If you don’t happen to have an authentic gold pan and matching plinth lying around the place, don’t despair – you can still make one of these eye-catching living artworks.
I have my eye on an about-to-be-defunct bird bath that lives right at the bottom of the garden.
If you have such a thing, consider re-homing it closer to the house and planting the bowl. You can always reconstitute it as a bird bath in spring.
For a permanent solution, check out your local garden centre for a shallow terracotta basin and a terracotta plinth. If there’s no matching plinth, grab a planter the right size, shape and colour, upend it and use that as your base.
But what should you plant? Cyclamen is my go-to choice in winter. The foliage is as pretty as the flowers, and it’s not bothered by being ignored. Choose a low-growing grey-green or dark green Mondo to keep it company, then add a tall ornament.
Ajuga is a low-spreading plant with rounded, dark bronze or purple leaves. You could team it with a miniature flax in similar tones and use a copper ornament with a nice patina of verdigris for a designer look.
Box is a good choice for foliage because it’ll grow in a small container and will survive very well with a minor amount of food and water. It’ll go with just about anything, so mix and match other plants to your heart’s content.
Live plants can always be a bit of a risk, so mixing living foliage with artificial flowers and berries will ensure your sculpture looks good even if something turns up its toes. And remember, you can always add and subtract for extra impact.
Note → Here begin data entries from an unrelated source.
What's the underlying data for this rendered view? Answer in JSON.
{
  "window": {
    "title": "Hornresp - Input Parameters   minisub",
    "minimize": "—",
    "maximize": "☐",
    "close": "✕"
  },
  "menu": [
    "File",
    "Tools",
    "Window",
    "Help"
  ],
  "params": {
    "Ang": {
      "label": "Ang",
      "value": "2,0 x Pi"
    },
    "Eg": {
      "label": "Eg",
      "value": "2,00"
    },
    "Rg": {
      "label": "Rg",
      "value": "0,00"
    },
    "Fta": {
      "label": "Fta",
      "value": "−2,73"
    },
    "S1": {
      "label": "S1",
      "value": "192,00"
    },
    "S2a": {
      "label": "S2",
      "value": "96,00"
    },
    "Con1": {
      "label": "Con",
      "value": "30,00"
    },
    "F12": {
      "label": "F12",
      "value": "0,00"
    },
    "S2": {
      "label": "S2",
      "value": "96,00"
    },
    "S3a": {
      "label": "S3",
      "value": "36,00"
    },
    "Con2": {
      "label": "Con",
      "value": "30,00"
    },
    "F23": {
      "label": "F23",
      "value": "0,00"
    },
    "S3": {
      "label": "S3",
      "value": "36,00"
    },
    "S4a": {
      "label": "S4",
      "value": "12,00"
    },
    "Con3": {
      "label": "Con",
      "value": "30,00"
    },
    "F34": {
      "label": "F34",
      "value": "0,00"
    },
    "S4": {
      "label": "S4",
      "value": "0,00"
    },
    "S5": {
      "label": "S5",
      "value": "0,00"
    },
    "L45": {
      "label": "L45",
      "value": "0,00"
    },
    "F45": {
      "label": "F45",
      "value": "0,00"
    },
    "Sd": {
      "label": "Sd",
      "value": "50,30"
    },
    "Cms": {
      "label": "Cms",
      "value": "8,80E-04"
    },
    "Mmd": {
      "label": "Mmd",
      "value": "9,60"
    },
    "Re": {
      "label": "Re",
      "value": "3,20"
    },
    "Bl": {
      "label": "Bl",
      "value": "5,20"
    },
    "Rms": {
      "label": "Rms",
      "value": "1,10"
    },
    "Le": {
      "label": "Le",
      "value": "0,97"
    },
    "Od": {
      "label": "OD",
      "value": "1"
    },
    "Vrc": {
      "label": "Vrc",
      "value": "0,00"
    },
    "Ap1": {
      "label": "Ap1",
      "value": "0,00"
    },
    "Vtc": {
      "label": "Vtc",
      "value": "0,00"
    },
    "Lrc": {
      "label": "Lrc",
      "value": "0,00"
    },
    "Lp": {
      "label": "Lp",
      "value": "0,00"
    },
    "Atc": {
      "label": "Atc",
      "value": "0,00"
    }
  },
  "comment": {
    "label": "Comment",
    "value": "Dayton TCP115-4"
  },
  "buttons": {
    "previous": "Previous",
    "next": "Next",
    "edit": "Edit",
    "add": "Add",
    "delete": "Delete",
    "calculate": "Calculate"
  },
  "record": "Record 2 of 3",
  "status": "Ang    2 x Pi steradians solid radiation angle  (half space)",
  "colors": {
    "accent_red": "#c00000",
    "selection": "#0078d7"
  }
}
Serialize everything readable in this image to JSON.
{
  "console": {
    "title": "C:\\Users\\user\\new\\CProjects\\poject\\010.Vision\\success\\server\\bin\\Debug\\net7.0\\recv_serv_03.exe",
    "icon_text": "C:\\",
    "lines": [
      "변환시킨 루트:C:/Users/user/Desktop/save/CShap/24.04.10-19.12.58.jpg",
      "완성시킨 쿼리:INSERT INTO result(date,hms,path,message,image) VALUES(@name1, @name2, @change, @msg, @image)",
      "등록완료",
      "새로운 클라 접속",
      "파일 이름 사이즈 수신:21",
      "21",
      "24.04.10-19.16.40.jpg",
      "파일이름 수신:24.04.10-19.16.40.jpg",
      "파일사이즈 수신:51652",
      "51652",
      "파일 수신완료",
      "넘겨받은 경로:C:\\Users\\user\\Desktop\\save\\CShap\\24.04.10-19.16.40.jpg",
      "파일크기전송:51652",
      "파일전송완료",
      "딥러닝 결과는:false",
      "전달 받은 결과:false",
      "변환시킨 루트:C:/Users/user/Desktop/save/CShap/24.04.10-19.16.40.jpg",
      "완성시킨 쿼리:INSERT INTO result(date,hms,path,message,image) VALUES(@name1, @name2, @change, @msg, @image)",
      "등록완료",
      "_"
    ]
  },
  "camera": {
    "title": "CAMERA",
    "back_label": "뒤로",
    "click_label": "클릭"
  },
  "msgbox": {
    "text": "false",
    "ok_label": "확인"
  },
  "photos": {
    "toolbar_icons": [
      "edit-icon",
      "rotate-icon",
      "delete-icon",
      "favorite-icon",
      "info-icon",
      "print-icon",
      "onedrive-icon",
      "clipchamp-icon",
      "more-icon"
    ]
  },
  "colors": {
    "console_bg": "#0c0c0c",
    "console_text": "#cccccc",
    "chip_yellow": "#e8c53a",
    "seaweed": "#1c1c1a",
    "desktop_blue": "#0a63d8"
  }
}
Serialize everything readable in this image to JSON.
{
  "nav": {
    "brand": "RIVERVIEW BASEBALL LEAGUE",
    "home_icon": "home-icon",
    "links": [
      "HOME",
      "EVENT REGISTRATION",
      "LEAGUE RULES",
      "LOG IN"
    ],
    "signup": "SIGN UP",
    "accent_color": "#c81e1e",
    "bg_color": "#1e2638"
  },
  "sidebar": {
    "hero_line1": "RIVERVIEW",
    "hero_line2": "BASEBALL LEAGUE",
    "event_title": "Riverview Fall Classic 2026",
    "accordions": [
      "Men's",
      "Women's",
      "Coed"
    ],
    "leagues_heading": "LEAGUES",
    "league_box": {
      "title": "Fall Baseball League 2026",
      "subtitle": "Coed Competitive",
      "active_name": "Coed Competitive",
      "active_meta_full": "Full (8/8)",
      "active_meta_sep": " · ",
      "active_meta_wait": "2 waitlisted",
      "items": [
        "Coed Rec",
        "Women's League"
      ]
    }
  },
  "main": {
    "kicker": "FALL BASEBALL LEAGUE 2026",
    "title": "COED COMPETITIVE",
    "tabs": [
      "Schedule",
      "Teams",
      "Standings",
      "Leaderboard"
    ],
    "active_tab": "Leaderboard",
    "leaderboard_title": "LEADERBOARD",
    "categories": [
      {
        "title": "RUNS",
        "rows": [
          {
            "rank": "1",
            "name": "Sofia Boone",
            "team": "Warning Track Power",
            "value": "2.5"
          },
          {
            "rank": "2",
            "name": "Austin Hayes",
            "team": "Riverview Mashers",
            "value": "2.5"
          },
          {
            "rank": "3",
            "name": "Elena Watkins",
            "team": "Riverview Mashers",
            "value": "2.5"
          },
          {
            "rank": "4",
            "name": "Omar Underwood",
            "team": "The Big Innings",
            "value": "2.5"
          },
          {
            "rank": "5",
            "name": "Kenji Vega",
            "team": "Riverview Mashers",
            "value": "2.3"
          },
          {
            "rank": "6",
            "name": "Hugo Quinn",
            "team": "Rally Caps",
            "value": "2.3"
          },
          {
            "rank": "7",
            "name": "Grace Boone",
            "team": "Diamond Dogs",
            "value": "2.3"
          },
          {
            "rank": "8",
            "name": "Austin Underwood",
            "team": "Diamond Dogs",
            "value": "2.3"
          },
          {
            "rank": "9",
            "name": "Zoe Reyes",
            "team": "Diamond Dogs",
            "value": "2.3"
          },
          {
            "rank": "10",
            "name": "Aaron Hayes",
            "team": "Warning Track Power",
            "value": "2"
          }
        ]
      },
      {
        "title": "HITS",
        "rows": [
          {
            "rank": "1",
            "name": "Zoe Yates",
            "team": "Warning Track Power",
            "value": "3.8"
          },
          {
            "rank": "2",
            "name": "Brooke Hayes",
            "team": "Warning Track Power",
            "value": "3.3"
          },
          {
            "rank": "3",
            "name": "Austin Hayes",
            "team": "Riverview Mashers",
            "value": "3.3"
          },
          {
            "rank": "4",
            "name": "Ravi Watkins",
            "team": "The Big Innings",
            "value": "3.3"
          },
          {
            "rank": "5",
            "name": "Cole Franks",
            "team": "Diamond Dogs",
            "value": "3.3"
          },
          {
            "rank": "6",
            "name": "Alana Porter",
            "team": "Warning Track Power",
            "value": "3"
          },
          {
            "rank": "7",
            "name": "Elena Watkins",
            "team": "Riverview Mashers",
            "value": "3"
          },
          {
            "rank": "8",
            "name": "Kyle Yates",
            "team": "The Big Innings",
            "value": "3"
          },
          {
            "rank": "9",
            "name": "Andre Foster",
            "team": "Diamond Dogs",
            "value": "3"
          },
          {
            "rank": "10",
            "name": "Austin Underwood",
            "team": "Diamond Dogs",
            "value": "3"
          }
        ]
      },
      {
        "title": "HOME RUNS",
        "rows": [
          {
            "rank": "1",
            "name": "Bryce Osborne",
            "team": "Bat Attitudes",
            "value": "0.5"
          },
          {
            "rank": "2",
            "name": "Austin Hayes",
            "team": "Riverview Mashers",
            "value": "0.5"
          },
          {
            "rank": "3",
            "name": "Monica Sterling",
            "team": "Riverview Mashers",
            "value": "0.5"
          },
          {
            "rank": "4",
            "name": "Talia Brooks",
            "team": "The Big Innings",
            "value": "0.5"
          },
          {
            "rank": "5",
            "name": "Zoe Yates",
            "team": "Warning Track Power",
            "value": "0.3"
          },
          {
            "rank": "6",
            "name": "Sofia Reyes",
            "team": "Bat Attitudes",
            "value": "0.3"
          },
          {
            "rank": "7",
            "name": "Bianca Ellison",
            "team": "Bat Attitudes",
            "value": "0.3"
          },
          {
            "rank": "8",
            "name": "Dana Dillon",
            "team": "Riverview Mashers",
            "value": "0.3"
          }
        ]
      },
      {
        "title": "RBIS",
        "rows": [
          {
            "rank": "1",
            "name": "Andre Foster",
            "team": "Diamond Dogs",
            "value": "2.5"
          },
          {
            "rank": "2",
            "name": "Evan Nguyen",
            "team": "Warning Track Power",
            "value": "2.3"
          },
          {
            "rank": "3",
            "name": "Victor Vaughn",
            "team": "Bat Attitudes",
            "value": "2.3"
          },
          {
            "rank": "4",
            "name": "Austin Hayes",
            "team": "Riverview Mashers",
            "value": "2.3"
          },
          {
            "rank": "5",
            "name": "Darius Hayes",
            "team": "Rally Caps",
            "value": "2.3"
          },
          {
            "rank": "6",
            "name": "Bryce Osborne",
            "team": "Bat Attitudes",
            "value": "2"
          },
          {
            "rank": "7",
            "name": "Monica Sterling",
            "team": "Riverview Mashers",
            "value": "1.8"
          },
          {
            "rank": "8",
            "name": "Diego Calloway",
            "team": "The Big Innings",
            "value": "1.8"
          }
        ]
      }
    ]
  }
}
If you don’t want to spend money on ornaments, get creative with dead eucalyptus twigs tied together and pushed into the soil, dried seed pods (palms have very decorative ones) or pieces of pumice threaded onto wire.
Having examined the items used in the gold pan, I’m wondering what sort of creative job I could do with corn cobs. Uneaten, of course.